She also had a chance to grow when Eagle bought The Dalles Chronicle. Marilyn became publisher of a daily newspaper that won its share of statewide awards, including the top “general excellence” award more than once.
Simultaneously, Marilyn continued her education, commuting from The Dalles to night classes at George Fox University in Newberg. Completing an undergraduate degree in business organization in 2000, she decided to go for a master’s degree in counseling. While being interviewed for an intern position at a counseling service operated by the Catholic Church, her interviewer suggested she would be better suited going to seminary.
“It felt like she was a very wise nun,” Marilyn says. “Somehow, I just believed her. She was incredibly authentic.”

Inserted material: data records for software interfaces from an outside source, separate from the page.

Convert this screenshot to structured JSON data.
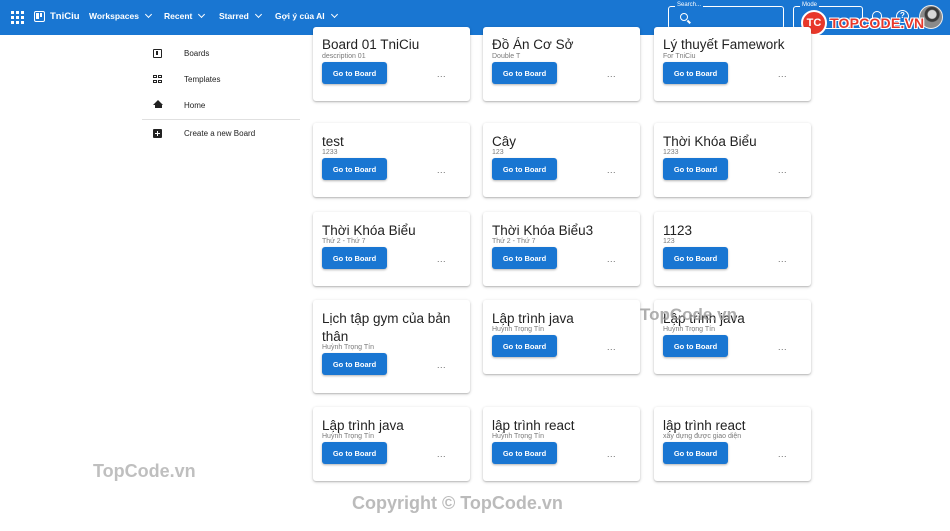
{
  "topbar": {
    "brand": "TniCiu",
    "menus": [
      {
        "label": "Workspaces"
      },
      {
        "label": "Recent"
      },
      {
        "label": "Starred"
      },
      {
        "label": "Gợi ý của AI"
      }
    ],
    "search_label": "Search...",
    "search_value": "",
    "mode_label": "Mode",
    "mode_value": "",
    "avatar_icon": "user-avatar",
    "colors": {
      "bar": "#1976d2",
      "button": "#1976d2"
    }
  },
  "watermark_brand": {
    "icon_text": "TC",
    "text": "TOPCODE.VN"
  },
  "sidebar": {
    "items": [
      {
        "label": "Boards",
        "icon": "board-icon"
      },
      {
        "label": "Templates",
        "icon": "templates-icon"
      },
      {
        "label": "Home",
        "icon": "home-icon"
      },
      {
        "label": "Create a new Board",
        "icon": "add-box-icon"
      }
    ]
  },
  "boards": [
    {
      "title": "Board 01 TniCiu",
      "description": "description 01",
      "button": "Go to Board",
      "more": "..."
    },
    {
      "title": "Đồ Án Cơ Sở",
      "description": "Double T",
      "button": "Go to Board",
      "more": "..."
    },
    {
      "title": "Lý thuyết Famework",
      "description": "For TniCiu",
      "button": "Go to Board",
      "more": "..."
    },
    {
      "title": "test",
      "description": "1233",
      "button": "Go to Board",
      "more": "..."
    },
    {
      "title": "Cây",
      "description": "123",
      "button": "Go to Board",
      "more": "..."
    },
    {
      "title": "Thời Khóa Biểu",
      "description": "1233",
      "button": "Go to Board",
      "more": "..."
    },
    {
      "title": "Thời Khóa Biểu",
      "description": "Thứ 2 - Thứ 7",
      "button": "Go to Board",
      "more": "..."
    },
    {
      "title": "Thời Khóa Biểu3",
      "description": "Thứ 2 - Thứ 7",
      "button": "Go to Board",
      "more": "..."
    },
    {
      "title": "1123",
      "description": "123",
      "button": "Go to Board",
      "more": "..."
    },
    {
      "title": "Lịch tập gym của bản thân",
      "description": "Huỳnh Trọng Tín",
      "button": "Go to Board",
      "more": "..."
    },
    {
      "title": "Lập trình java",
      "description": "Huỳnh Trọng Tín",
      "button": "Go to Board",
      "more": "..."
    },
    {
      "title": "Lập trình java",
      "description": "Huỳnh Trọng Tín",
      "button": "Go to Board",
      "more": "..."
    },
    {
      "title": "Lập trình java",
      "description": "Huỳnh Trọng Tín",
      "button": "Go to Board",
      "more": "..."
    },
    {
      "title": "lập trình react",
      "description": "Huỳnh Trọng Tín",
      "button": "Go to Board",
      "more": "..."
    },
    {
      "title": "lập trình react",
      "description": "xây dựng được giao diện",
      "button": "Go to Board",
      "more": "..."
    }
  ],
  "watermarks": {
    "center": "TopCode.vn",
    "left": "TopCode.vn",
    "bottom": "Copyright © TopCode.vn"
  }
}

Marilyn, who had always been a student of scripture, says she never thought of herself in a leadership role. That may be because she grew up in a fundamental church that did not have women clergy.
Once she decided to attend seminary, her childhood commitment to hard work came in handy.

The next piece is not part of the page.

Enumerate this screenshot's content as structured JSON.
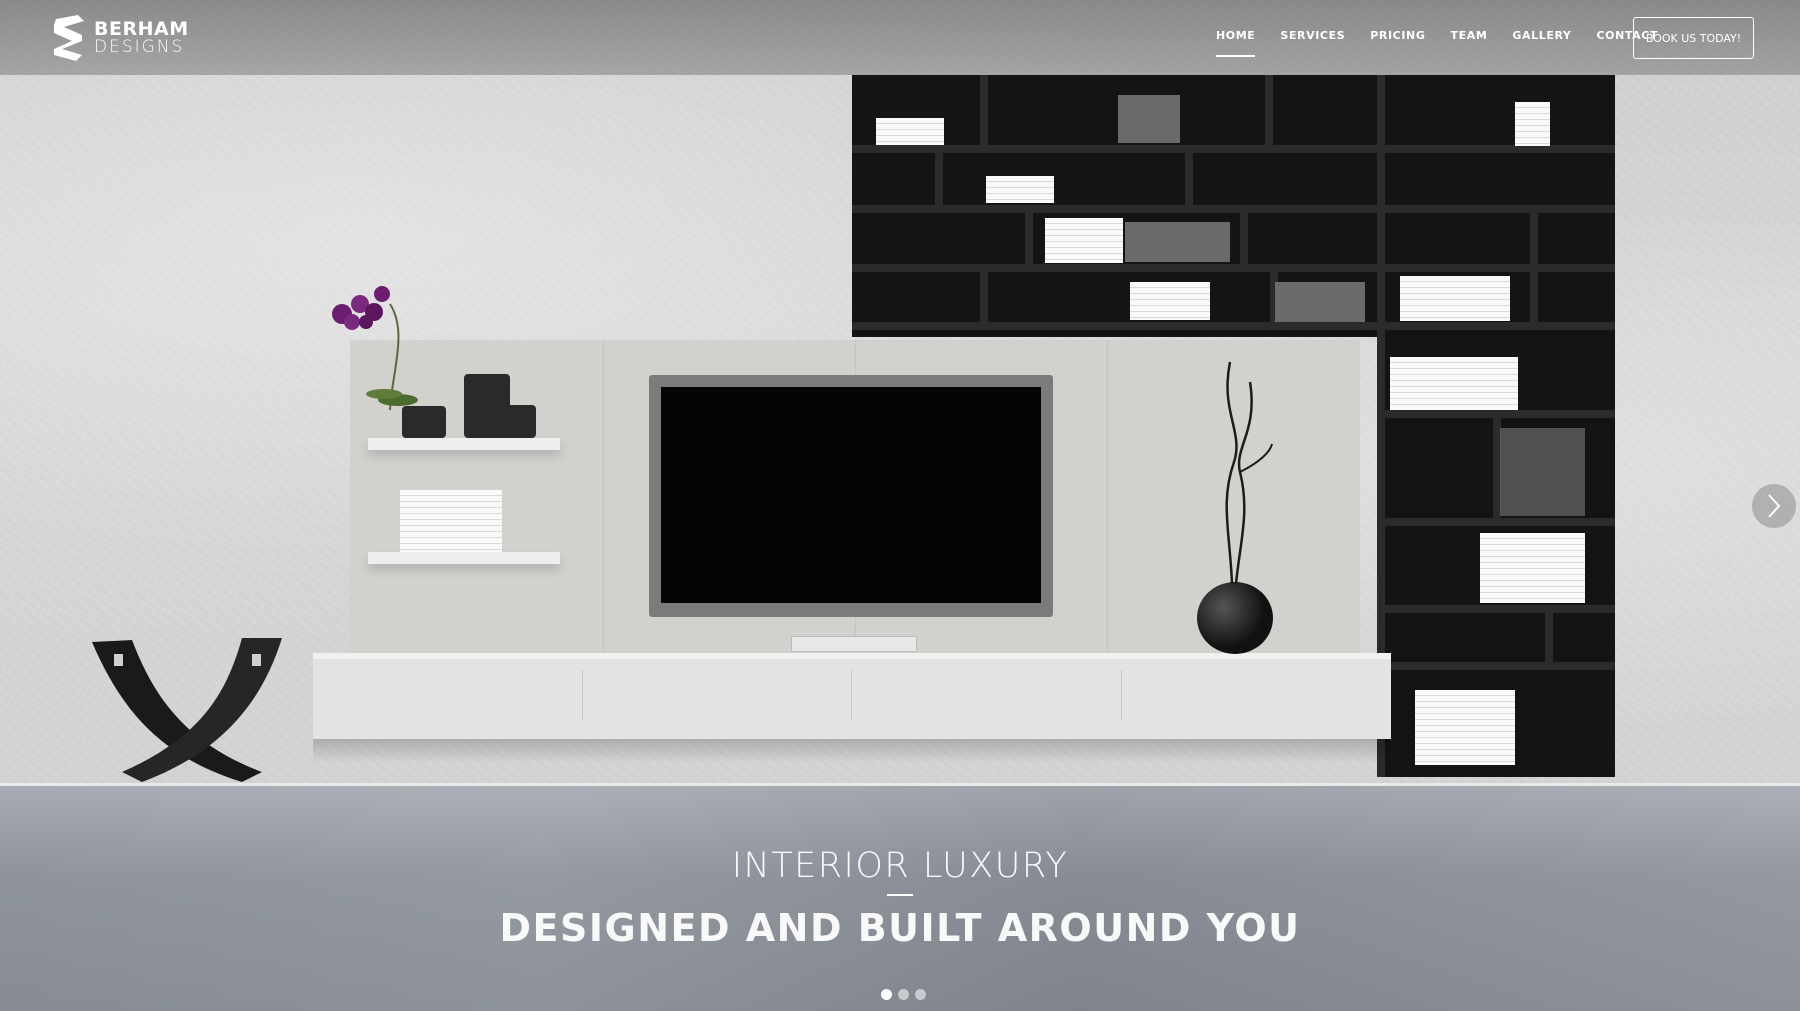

“Basically, all I did was study,” she says. “I started Friday night when I got home from work, would quit about midnight, and start up the next morning at 7 a.m. and go until 7 p.m. that night. Sunday, I’d go to church and then start studying again.”
Marilyn and Mark left their previous church and joined St. Paul’s Episcopal Church in The Dalles in 2001. The Episcopal denomination has had women priests since 1974. Much of Marilyn’s decision, she says, was influenced by her brother-in-law Jim Roth, who had been an Episcopalian for years.
“Jim’s influence on me and Mark helped to broaden my ideas on what church could be like,” she says. “Attending St. Paul’s became more than just academic learning, but a sense of relationship was built for our emotional and spiritual growth to thrive also. Throughout this time period, I was also attending seminary, so between church and learning new theology, the Episcopal Church became a good fit.
“It’s this idea of God’s image being in all people. I think the Episcopal Church really does explore that with a gentle authenticity.”
Marilyn became ordained first as a deacon in 2014 and a priest in September 2017. She served in both The Dalles and at St. Mark’s Episcopal in Hood River.
In July 2018, she was hired to fill in as a priest at St. Paul’s Episcopal Church in The Dalles. She still serves in that capacity.
“I love being a priest, just as I thrived at being a publisher of a newspaper,” Marilyn says. “I love exploring salvation history from different perspectives because I’ve learned firsthand that Jesus’ command to love God and others is an ongoing duty to both God and my neighbor.”
Marilyn reflects on her two careers.
“With newspapers, I don’t think there’s any occupation that bubbles with such live energy,” she says. “A newspaper is about telling the stories in a community. So that shift from a newspaper storyline to honoring and respecting the stories in people’s lives really hasn’t shifted for me as a priest. The only difference is, I am free to talk about God. I love it. There’s nothing I don’t love about being a priest.